  • He turned and walked on with a firm step, not looking back.
  • "Brother," Alyosha called after him, "if anything happens to you to-day, tur_o me before anyone!"
  • But Ivan made no reply. Alyosha stood under the lamp-post at the cross roads, till Ivan had vanished into the darkness. Then he turned and walked slowl_omewards. Both Alyosha and Ivan were living in lodgings; neither of them wa_illing to live in Fyodor Pavlovitch's empty house. Alyosha had a furnishe_oom in the house of some working people. Ivan lived some distance from him.

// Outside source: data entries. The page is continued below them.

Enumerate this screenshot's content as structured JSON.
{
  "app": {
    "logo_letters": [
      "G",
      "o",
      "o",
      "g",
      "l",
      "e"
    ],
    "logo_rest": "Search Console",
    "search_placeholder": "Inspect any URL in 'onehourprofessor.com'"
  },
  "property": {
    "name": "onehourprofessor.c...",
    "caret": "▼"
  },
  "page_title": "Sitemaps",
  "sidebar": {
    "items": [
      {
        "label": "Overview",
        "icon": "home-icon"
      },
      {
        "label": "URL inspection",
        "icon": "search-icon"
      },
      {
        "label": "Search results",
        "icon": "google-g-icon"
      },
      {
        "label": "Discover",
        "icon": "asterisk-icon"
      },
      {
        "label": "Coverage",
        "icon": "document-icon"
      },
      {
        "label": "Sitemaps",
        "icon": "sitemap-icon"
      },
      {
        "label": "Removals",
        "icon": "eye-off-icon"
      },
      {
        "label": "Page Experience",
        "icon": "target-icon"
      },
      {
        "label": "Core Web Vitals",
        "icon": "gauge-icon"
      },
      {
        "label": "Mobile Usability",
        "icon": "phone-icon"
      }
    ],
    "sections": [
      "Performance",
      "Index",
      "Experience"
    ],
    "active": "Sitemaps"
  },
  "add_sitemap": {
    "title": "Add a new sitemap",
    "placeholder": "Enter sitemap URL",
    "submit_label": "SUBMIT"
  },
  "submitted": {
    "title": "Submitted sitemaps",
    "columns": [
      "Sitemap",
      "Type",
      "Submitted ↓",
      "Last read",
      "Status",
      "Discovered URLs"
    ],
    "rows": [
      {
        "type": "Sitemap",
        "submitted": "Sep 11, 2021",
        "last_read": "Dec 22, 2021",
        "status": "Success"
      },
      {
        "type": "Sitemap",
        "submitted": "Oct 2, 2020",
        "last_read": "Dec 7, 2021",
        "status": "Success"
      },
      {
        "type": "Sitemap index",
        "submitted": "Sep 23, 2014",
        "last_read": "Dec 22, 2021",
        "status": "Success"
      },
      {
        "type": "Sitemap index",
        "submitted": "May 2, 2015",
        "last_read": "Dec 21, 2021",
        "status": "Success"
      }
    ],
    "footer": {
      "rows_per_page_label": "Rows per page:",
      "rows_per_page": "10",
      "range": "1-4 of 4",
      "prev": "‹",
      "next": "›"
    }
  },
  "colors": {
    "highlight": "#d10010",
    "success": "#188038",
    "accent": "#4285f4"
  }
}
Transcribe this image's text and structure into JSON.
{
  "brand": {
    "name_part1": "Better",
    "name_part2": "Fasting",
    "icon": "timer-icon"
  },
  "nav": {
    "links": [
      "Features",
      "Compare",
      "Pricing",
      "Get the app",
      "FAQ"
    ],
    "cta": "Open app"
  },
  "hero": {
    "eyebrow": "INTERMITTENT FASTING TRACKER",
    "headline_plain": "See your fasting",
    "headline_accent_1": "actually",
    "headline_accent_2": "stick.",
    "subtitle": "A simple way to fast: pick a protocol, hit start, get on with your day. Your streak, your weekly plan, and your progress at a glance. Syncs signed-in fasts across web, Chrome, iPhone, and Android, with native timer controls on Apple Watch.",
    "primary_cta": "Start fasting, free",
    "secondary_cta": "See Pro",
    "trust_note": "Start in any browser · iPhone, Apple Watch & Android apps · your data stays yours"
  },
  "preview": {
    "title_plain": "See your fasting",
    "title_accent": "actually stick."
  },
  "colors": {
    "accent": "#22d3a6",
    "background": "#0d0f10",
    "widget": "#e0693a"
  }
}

  • He had taken a roomy and fairly comfortable lodge attached to a fine hous_hat belonged to a well-to-do lady, the widow of an official. But his onl_ttendant was a deaf and rheumatic old crone who went to bed at six o'cloc_very evening and got up at six in the morning. Ivan had become remarkabl_ndifferent to his comforts of late, and very fond of being alone. He di_verything for himself in the one room he lived in, and rarely entered any o_he other rooms in his abode.
  • He reached the gate of the house and had his hand on the bell, when h_uddenly stopped. He felt that he was trembling all over with anger. Suddenl_e let go of the bell, turned back with a curse, and walked with rapid step_n the opposite direction. He walked a mile and a half to a tiny, slanting, wooden house, almost a hut, where Marya Kondratyevna, the neighbour who use_o come to Fyodor Pavlovitch's kitchen for soup and to whom Smerdyakov ha_nce sung his songs and played on the guitar, was now lodging. She had sol_heir little house, and was now living here with her mother. Smerdyakov, wh_as ill- almost dying-had been with them ever since Fyodor Pavlovitch's death.
  • It was to him Ivan was going now, drawn by a sudden and irresistibl_rompting.